"Newly Insured are Keys to Long-term Success of Health Care Reform" by James W. Hunt, Jr.

This article is more than 13 years old.

So far — and rightly so — measuring the state’s health reform success has been largely focused on reaching and enrolling Massachusetts’ estimated 400,000 uninsured residents. However, there is another group that will have an impact on many of the goals set forth by the landmark legislation: the newly insured.
As we approach the October 1 deadline that will end the free care pool as we know it, it becomes increasingly important that the newly insured understand the “ins and outs” of using health insurance – in particular the concept and use of a health care home, the importance of maintaining their insurance coverage and, in some cases, the financial consequences of using an emergency room for non-emergent care.
Community health centers are playing a major role in signing residents up for the state’s new Commonwealth Care plans. As a result, we have taken some time this summer to assess the intake and enrollment experiences of health centers during this important phase of implementation. Initial findings seem to indicate that some of the newly insured have questions about how health insurance works, are not familiar with the importance and goals of primary care and are confused about when to go to the emergency room and when to see their doctor.
This groundbreaking experiment in health care reform is a huge transition for individuals who historically have been excluded from the insurance market.

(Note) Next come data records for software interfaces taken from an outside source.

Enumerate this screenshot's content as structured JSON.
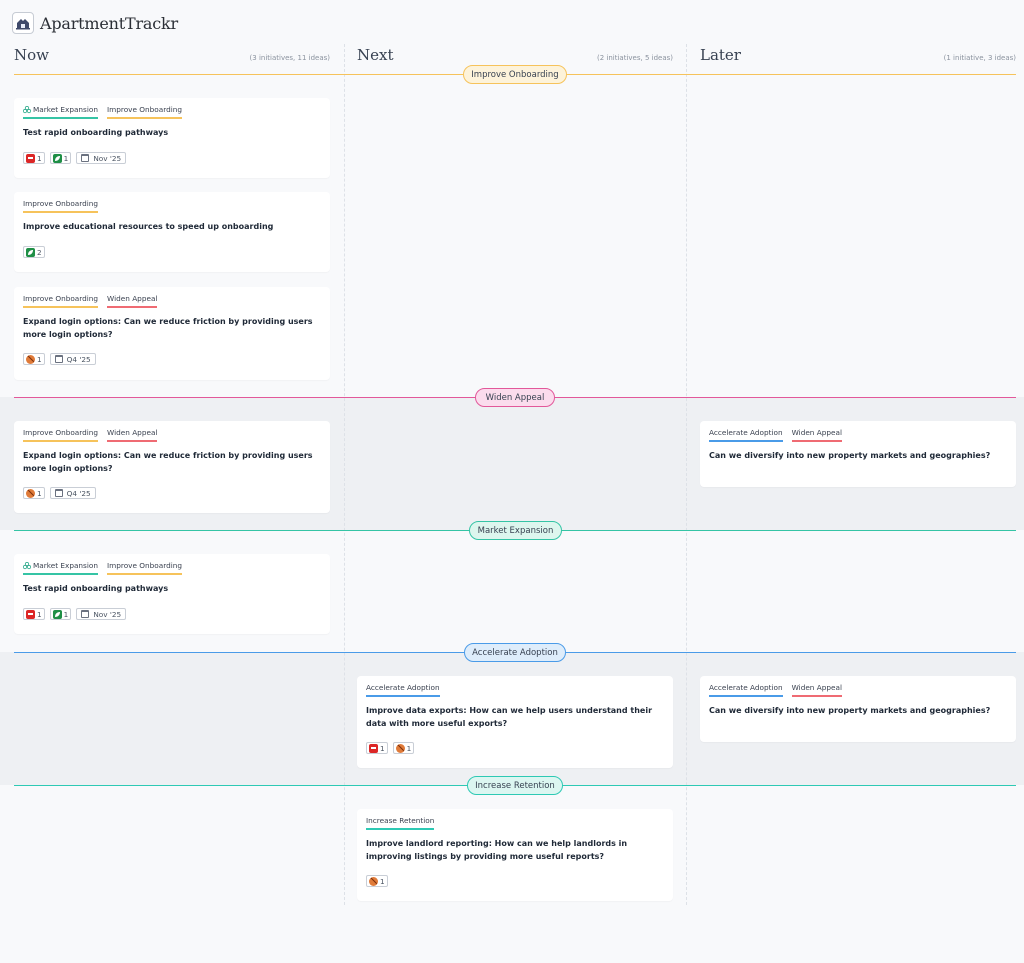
{
  "app": {
    "title": "ApartmentTrackr",
    "logo_icon": "apartment-logo-icon"
  },
  "columns": [
    {
      "title": "Now",
      "summary": "(3 initiatives, 11 ideas)"
    },
    {
      "title": "Next",
      "summary": "(2 initiatives, 5 ideas)"
    },
    {
      "title": "Later",
      "summary": "(1 initiative, 3 ideas)"
    }
  ],
  "colors": {
    "improve_onboarding": "#f6c35b",
    "widen_appeal": "#ef6b73",
    "market_expansion": "#35c4a5",
    "accelerate_adoption": "#4a9be8",
    "increase_retention": "#2ec9b4",
    "blocked": "#dc2626",
    "in_progress": "#1f8f46",
    "risk": "#e07b39"
  },
  "lanes": [
    {
      "label": "Improve Onboarding"
    },
    {
      "label": "Widen Appeal"
    },
    {
      "label": "Market Expansion"
    },
    {
      "label": "Accelerate Adoption"
    },
    {
      "label": "Increase Retention"
    }
  ],
  "cards": [
    {
      "tags": [
        "Market Expansion",
        "Improve Onboarding"
      ],
      "title": "Test rapid onboarding pathways",
      "badges": [
        {
          "icon": "blocked-icon",
          "count": "1"
        },
        {
          "icon": "leaf-icon",
          "count": "1"
        },
        {
          "icon": "calendar-icon",
          "text": "Nov '25"
        }
      ]
    },
    {
      "tags": [
        "Improve Onboarding"
      ],
      "title": "Improve educational resources to speed up onboarding",
      "badges": [
        {
          "icon": "leaf-icon",
          "count": "2"
        }
      ]
    },
    {
      "tags": [
        "Improve Onboarding",
        "Widen Appeal"
      ],
      "title": "Expand login options: Can we reduce friction by providing users more login options?",
      "badges": [
        {
          "icon": "ball-icon",
          "count": "1"
        },
        {
          "icon": "calendar-icon",
          "text": "Q4 '25"
        }
      ]
    },
    {
      "tags": [
        "Improve Onboarding",
        "Widen Appeal"
      ],
      "title": "Expand login options: Can we reduce friction by providing users more login options?",
      "badges": [
        {
          "icon": "ball-icon",
          "count": "1"
        },
        {
          "icon": "calendar-icon",
          "text": "Q4 '25"
        }
      ]
    },
    {
      "tags": [
        "Accelerate Adoption",
        "Widen Appeal"
      ],
      "title": "Can we diversify into new property markets and geographies?",
      "badges": []
    },
    {
      "tags": [
        "Market Expansion",
        "Improve Onboarding"
      ],
      "title": "Test rapid onboarding pathways",
      "badges": [
        {
          "icon": "blocked-icon",
          "count": "1"
        },
        {
          "icon": "leaf-icon",
          "count": "1"
        },
        {
          "icon": "calendar-icon",
          "text": "Nov '25"
        }
      ]
    },
    {
      "tags": [
        "Accelerate Adoption"
      ],
      "title": "Improve data exports: How can we help users understand their data with more useful exports?",
      "badges": [
        {
          "icon": "blocked-icon",
          "count": "1"
        },
        {
          "icon": "ball-icon",
          "count": "1"
        }
      ]
    },
    {
      "tags": [
        "Accelerate Adoption",
        "Widen Appeal"
      ],
      "title": "Can we diversify into new property markets and geographies?",
      "badges": []
    },
    {
      "tags": [
        "Increase Retention"
      ],
      "title": "Improve landlord reporting: How can we help landlords in improving listings by providing more useful reports?",
      "badges": [
        {
          "icon": "ball-icon",
          "count": "1"
        }
      ]
    }
  ]
}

Recent reports have shown that those who have never before had responsibility for tracking and using their own insurance policies really don’t know how it all works (newly graduated college students for example).
It may compel us to focus on education and building appropriate habits within the ranks of the newly insured before October 1 when the ramifications of not understanding how to maintain coverage and how to determine when emergency room care is appropriate will result in the levying of significant fees on patients who will be ill prepared and unable to afford them.

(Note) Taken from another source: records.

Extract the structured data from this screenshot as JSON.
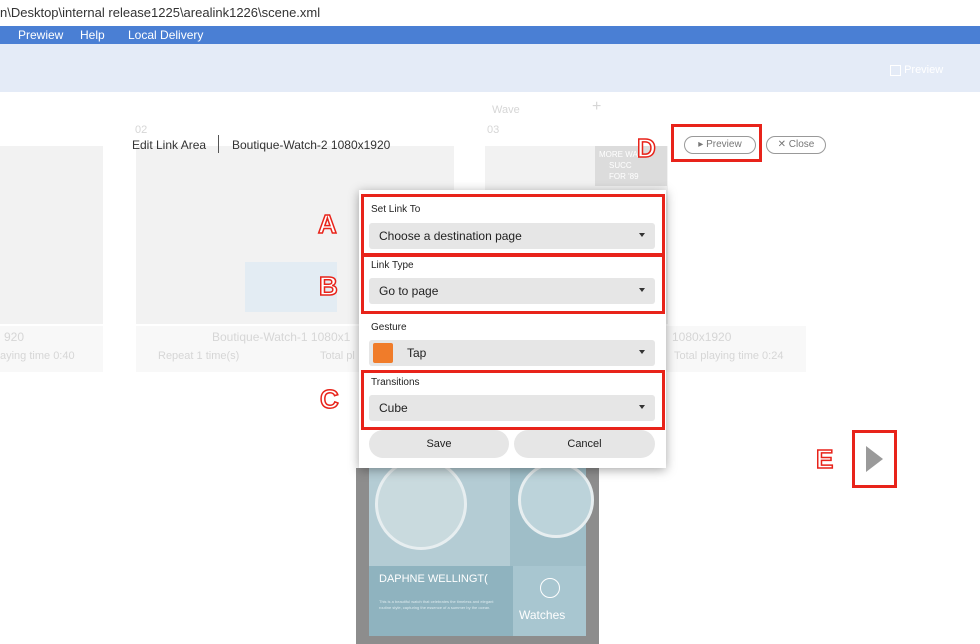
{
  "window": {
    "path": "n\\Desktop\\internal release1225\\arealink1226\\scene.xml"
  },
  "menu": {
    "items": [
      "Prewiew",
      "Help",
      "Local Delivery"
    ]
  },
  "ribbon": {
    "preview_label": "Preview"
  },
  "background": {
    "page_03": "03",
    "page_02": "02",
    "card_left_size": "920",
    "card_left_time": "aying time 0:40",
    "card_mid_title": "Boutique-Watch-1 1080x1",
    "card_mid_repeat": "Repeat 1 time(s)",
    "card_mid_total": "Total pl",
    "card_right_size": "1080x1920",
    "card_right_time": "Total playing time 0:24",
    "top_mid_text": "Wave",
    "top_plus": "+",
    "promo_line1": "MORE WA",
    "promo_line2": "SUCC",
    "promo_line3": "FOR '89"
  },
  "header": {
    "title": "Edit Link Area",
    "subtitle": "Boutique-Watch-2 1080x1920",
    "preview_button": "Preview",
    "close_button": "Close"
  },
  "dialog": {
    "set_link_to_label": "Set Link To",
    "set_link_to_value": "Choose a destination page",
    "link_type_label": "Link Type",
    "link_type_value": "Go to page",
    "gesture_label": "Gesture",
    "gesture_value": "Tap",
    "transitions_label": "Transitions",
    "transitions_value": "Cube",
    "save_button": "Save",
    "cancel_button": "Cancel"
  },
  "callouts": {
    "a": "A",
    "b": "B",
    "c": "C",
    "d": "D",
    "e": "E"
  },
  "phone": {
    "brand_text": "DAPHNE WELLINGT(",
    "watches_label": "Watches",
    "caption": "This is a beautiful watch that celebrates the timeless and elegant routine style, capturing the essence of a summer by the ocean."
  },
  "colors": {
    "menubar": "#4a7fd4",
    "ribbon": "#e4ebf7",
    "callout_red": "#e8231a",
    "gesture_icon": "#f07c2a"
  }
}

James W. Hunt, Jr.
President and CEO
Massachusetts League of Community Health Centers

This program aired on August 29, 2007. The audio for this program is not available.

Martha Bebinger Twitter Reporter
Martha Bebinger covers health care and other general assignments for WBUR.